== Your task ==
Each line of the material must be repeated precisely, with the pictures left out.
"""
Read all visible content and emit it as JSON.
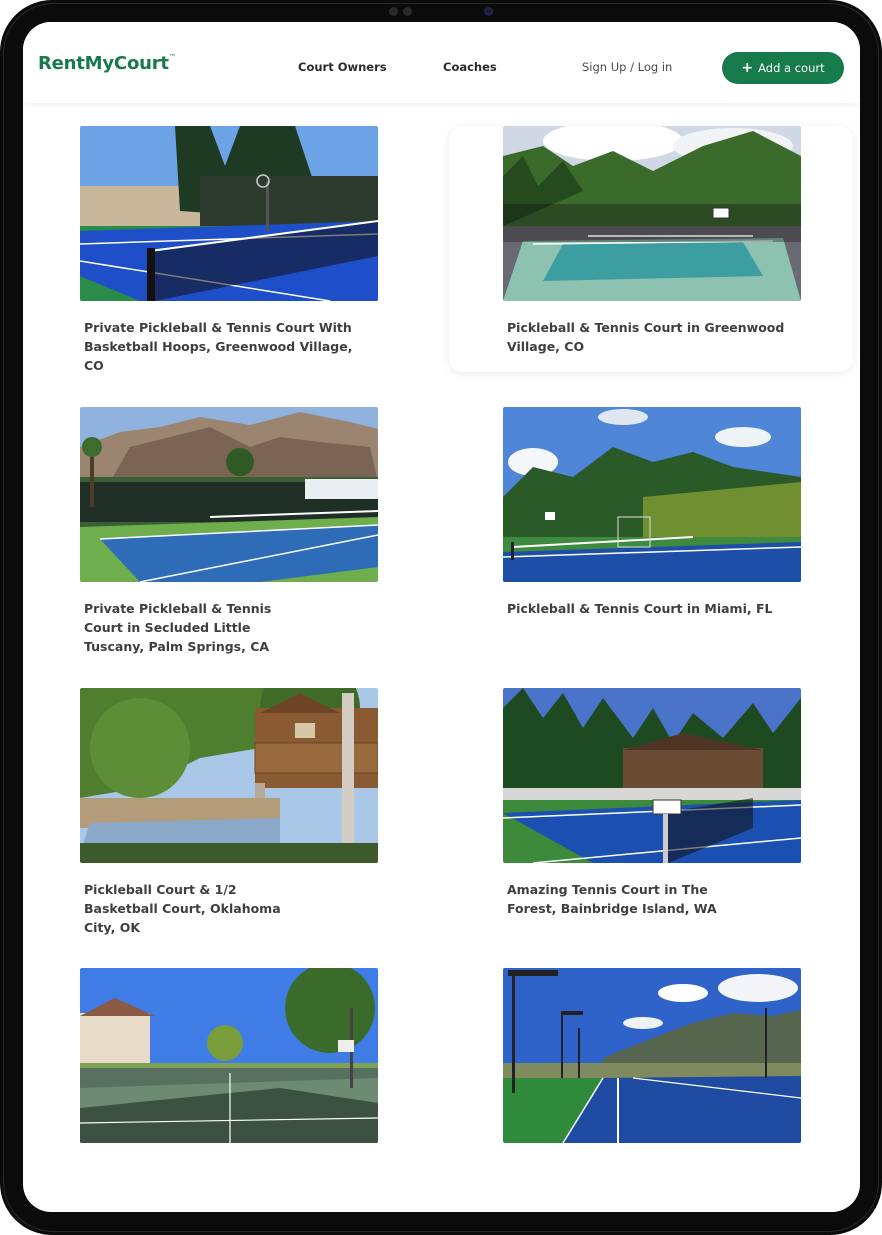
{
  "brand": {
    "logo_text": "RentMyCourt",
    "logo_mark": "™",
    "color": "#177a4c"
  },
  "nav": {
    "links": [
      {
        "label": "Court Owners"
      },
      {
        "label": "Coaches"
      }
    ],
    "login_label": "Sign Up / Log in",
    "cta_label": "Add a court",
    "cta_icon": "plus-icon",
    "cta_color": "#167a4b"
  },
  "courts": [
    {
      "title": "Private Pickleball & Tennis Court With Basketball Hoops, Greenwood Village, CO"
    },
    {
      "title": "Pickleball & Tennis Court in Greenwood Village, CO"
    },
    {
      "title": "Private Pickleball & Tennis Court in Secluded Little Tuscany, Palm Springs, CA"
    },
    {
      "title": "Pickleball & Tennis Court in Miami, FL"
    },
    {
      "title": "Pickleball Court & 1/2 Basketball Court, Oklahoma City, OK"
    },
    {
      "title": "Amazing Tennis Court in The Forest, Bainbridge Island, WA"
    },
    {
      "title": ""
    },
    {
      "title": ""
    }
  ]
}
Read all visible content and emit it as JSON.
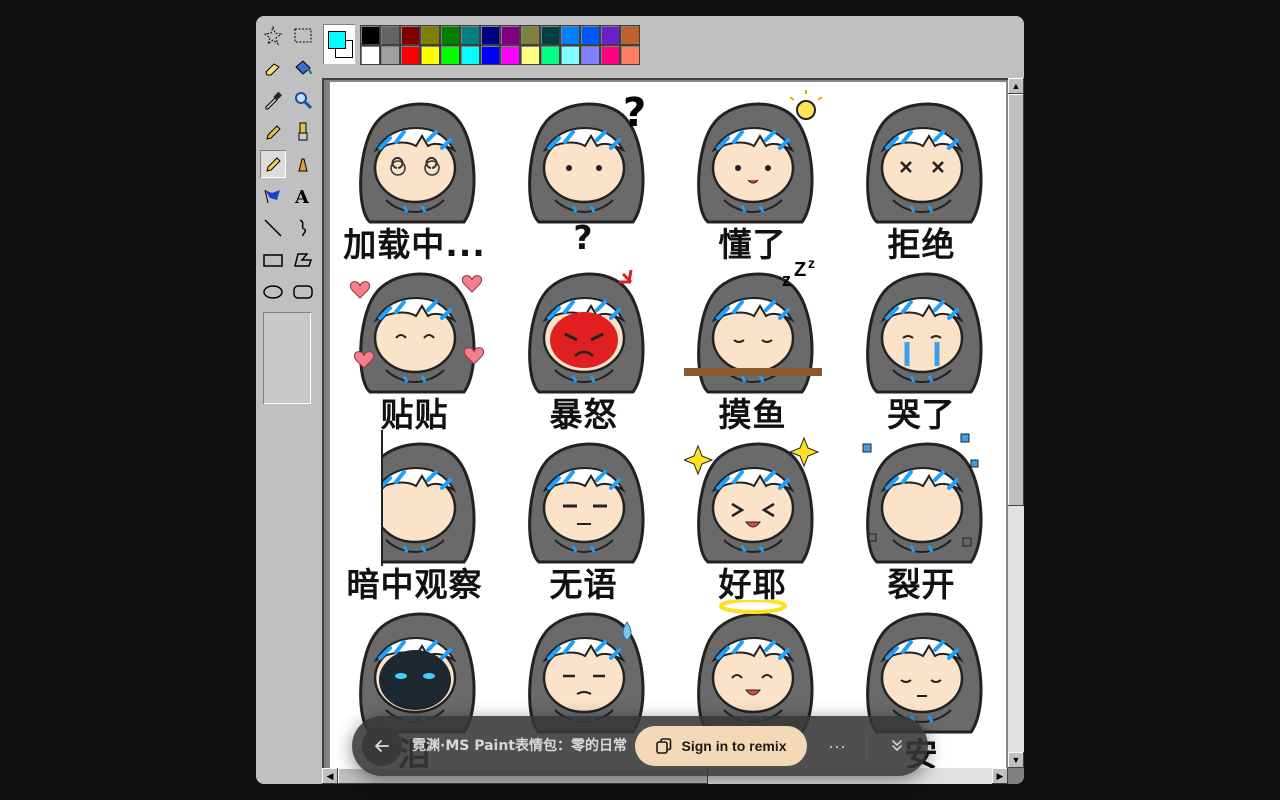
{
  "overlay": {
    "title": "霓渊·MS Paint表情包：零的日常",
    "remix_label": "Sign in to remix",
    "more_label": "···"
  },
  "palette": {
    "foreground": "#00ffff",
    "background": "#ffffff",
    "colors": [
      "#000000",
      "#646464",
      "#800000",
      "#808000",
      "#008000",
      "#008080",
      "#000080",
      "#800080",
      "#808040",
      "#004040",
      "#0080ff",
      "#0057ff",
      "#6a1ecc",
      "#c0602c",
      "#ffffff",
      "#a0a0a0",
      "#ff0000",
      "#ffff00",
      "#00ff00",
      "#00ffff",
      "#0000ff",
      "#ff00ff",
      "#ffff80",
      "#00ff80",
      "#80ffff",
      "#8080ff",
      "#ff0080",
      "#ff8060"
    ]
  },
  "toolbox": {
    "tools": [
      "free-form-select",
      "rect-select",
      "eraser",
      "fill",
      "color-picker",
      "magnifier",
      "pencil",
      "brush",
      "highlighter",
      "airbrush",
      "color-brush",
      "text",
      "line",
      "curve",
      "rectangle",
      "polygon",
      "ellipse",
      "rounded-rectangle"
    ],
    "active": "highlighter"
  },
  "stickers": [
    {
      "caption": "加载中...",
      "mood": "dizzy"
    },
    {
      "caption": "?",
      "mood": "question"
    },
    {
      "caption": "懂了",
      "mood": "idea"
    },
    {
      "caption": "拒绝",
      "mood": "refuse"
    },
    {
      "caption": "贴贴",
      "mood": "hearts"
    },
    {
      "caption": "暴怒",
      "mood": "angry"
    },
    {
      "caption": "摸鱼",
      "mood": "sleep"
    },
    {
      "caption": "哭了",
      "mood": "cry"
    },
    {
      "caption": "暗中观察",
      "mood": "peek"
    },
    {
      "caption": "无语",
      "mood": "speechless"
    },
    {
      "caption": "好耶",
      "mood": "yay"
    },
    {
      "caption": "裂开",
      "mood": "broken"
    },
    {
      "caption": "泪",
      "mood": "dark"
    },
    {
      "caption": "",
      "mood": "sweat"
    },
    {
      "caption": "",
      "mood": "angel"
    },
    {
      "caption": "安",
      "mood": "rest"
    }
  ]
}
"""
== Solution to this task ==
Read all visible content and emit it as JSON.
{
  "brand": {
    "logo_text": "RentMyCourt",
    "logo_mark": "™",
    "color": "#177a4c"
  },
  "nav": {
    "links": [
      {
        "label": "Court Owners"
      },
      {
        "label": "Coaches"
      }
    ],
    "login_label": "Sign Up / Log in",
    "cta_label": "Add a court",
    "cta_icon": "plus-icon",
    "cta_color": "#167a4b"
  },
  "courts": [
    {
      "title": "Private Pickleball & Tennis Court With Basketball Hoops, Greenwood Village, CO"
    },
    {
      "title": "Pickleball & Tennis Court in Greenwood Village, CO"
    },
    {
      "title": "Private Pickleball & Tennis Court in Secluded Little Tuscany, Palm Springs, CA"
    },
    {
      "title": "Pickleball & Tennis Court in Miami, FL"
    },
    {
      "title": "Pickleball Court & 1/2 Basketball Court, Oklahoma City, OK"
    },
    {
      "title": "Amazing Tennis Court in The Forest, Bainbridge Island, WA"
    },
    {
      "title": ""
    },
    {
      "title": ""
    }
  ]
}
Read all visible content and emit it as JSON.
{
  "overlay": {
    "title": "霓渊·MS Paint表情包：零的日常",
    "remix_label": "Sign in to remix",
    "more_label": "···"
  },
  "palette": {
    "foreground": "#00ffff",
    "background": "#ffffff",
    "colors": [
      "#000000",
      "#646464",
      "#800000",
      "#808000",
      "#008000",
      "#008080",
      "#000080",
      "#800080",
      "#808040",
      "#004040",
      "#0080ff",
      "#0057ff",
      "#6a1ecc",
      "#c0602c",
      "#ffffff",
      "#a0a0a0",
      "#ff0000",
      "#ffff00",
      "#00ff00",
      "#00ffff",
      "#0000ff",
      "#ff00ff",
      "#ffff80",
      "#00ff80",
      "#80ffff",
      "#8080ff",
      "#ff0080",
      "#ff8060"
    ]
  },
  "toolbox": {
    "tools": [
      "free-form-select",
      "rect-select",
      "eraser",
      "fill",
      "color-picker",
      "magnifier",
      "pencil",
      "brush",
      "highlighter",
      "airbrush",
      "color-brush",
      "text",
      "line",
      "curve",
      "rectangle",
      "polygon",
      "ellipse",
      "rounded-rectangle"
    ],
    "active": "highlighter"
  },
  "stickers": [
    {
      "caption": "加载中...",
      "mood": "dizzy"
    },
    {
      "caption": "?",
      "mood": "question"
    },
    {
      "caption": "懂了",
      "mood": "idea"
    },
    {
      "caption": "拒绝",
      "mood": "refuse"
    },
    {
      "caption": "贴贴",
      "mood": "hearts"
    },
    {
      "caption": "暴怒",
      "mood": "angry"
    },
    {
      "caption": "摸鱼",
      "mood": "sleep"
    },
    {
      "caption": "哭了",
      "mood": "cry"
    },
    {
      "caption": "暗中观察",
      "mood": "peek"
    },
    {
      "caption": "无语",
      "mood": "speechless"
    },
    {
      "caption": "好耶",
      "mood": "yay"
    },
    {
      "caption": "裂开",
      "mood": "broken"
    },
    {
      "caption": "泪",
      "mood": "dark"
    },
    {
      "caption": "",
      "mood": "sweat"
    },
    {
      "caption": "",
      "mood": "angel"
    },
    {
      "caption": "安",
      "mood": "rest"
    }
  ]
}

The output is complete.